··· Exercise data ···

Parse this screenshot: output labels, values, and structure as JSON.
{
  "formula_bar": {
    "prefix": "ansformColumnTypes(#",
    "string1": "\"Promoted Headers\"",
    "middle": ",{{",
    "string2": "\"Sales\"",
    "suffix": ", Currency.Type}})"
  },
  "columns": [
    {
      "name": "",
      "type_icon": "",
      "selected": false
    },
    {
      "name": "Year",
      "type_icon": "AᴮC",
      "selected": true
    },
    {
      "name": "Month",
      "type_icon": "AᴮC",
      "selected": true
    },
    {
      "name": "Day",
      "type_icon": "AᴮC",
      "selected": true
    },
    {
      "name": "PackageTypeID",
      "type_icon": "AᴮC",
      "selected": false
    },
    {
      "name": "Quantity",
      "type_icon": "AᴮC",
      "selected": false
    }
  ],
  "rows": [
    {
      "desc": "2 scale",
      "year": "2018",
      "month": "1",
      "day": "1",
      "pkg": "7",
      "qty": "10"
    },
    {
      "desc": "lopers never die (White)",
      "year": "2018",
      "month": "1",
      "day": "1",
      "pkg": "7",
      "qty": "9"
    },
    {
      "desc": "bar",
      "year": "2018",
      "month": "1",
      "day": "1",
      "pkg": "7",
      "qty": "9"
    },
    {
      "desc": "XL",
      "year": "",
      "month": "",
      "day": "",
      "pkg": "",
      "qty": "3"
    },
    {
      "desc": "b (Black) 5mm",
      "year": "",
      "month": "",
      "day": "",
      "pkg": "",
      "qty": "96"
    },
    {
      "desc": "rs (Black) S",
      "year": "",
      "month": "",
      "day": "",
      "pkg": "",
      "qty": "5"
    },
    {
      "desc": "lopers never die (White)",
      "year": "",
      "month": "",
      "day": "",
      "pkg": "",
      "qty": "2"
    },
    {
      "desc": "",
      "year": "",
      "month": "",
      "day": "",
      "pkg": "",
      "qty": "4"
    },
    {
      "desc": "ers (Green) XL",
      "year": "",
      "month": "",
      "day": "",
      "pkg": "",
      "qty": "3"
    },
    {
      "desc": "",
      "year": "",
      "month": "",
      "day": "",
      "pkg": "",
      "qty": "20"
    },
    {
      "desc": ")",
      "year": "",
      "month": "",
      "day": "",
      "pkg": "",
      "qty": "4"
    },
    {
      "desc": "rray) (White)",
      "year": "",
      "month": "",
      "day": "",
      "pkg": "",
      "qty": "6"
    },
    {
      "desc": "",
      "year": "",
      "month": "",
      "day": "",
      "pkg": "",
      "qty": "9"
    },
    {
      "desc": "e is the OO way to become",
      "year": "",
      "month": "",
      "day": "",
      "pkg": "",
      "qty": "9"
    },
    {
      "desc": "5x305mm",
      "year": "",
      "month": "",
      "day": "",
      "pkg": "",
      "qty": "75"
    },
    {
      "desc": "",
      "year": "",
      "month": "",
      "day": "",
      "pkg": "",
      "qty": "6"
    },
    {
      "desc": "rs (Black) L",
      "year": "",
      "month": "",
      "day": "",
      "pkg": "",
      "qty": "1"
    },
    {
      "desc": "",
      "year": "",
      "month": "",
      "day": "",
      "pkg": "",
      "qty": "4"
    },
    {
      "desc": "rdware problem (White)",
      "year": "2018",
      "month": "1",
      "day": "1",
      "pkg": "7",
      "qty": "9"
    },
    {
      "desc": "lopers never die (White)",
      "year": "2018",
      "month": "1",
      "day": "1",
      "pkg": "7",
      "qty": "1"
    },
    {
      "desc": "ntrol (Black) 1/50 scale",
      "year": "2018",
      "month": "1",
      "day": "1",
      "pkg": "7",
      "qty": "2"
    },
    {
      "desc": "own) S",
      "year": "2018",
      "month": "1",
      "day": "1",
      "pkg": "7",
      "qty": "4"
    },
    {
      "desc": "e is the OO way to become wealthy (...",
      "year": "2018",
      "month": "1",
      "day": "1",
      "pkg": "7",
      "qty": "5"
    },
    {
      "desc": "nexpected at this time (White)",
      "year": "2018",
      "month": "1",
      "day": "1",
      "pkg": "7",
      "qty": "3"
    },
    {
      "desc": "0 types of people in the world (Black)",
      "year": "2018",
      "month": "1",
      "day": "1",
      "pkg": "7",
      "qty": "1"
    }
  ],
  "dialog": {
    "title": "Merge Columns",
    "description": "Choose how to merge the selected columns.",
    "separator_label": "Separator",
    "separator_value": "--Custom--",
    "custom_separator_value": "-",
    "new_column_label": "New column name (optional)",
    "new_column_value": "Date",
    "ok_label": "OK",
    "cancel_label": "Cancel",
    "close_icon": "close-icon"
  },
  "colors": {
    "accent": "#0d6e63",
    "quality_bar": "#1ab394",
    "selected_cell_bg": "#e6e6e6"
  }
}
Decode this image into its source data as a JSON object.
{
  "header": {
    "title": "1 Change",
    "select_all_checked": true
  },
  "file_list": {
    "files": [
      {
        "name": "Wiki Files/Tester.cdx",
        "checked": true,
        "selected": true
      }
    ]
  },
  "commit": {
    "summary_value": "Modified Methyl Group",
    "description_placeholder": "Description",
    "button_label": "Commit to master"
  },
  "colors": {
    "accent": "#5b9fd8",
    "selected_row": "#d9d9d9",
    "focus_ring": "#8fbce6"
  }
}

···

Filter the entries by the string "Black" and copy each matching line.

      "desc": "b (Black) 5mm",
      "desc": "rs (Black) S",
      "desc": "rs (Black) L",
      "desc": "ntrol (Black) 1/50 scale",
      "desc": "0 types of people in the world (Black)",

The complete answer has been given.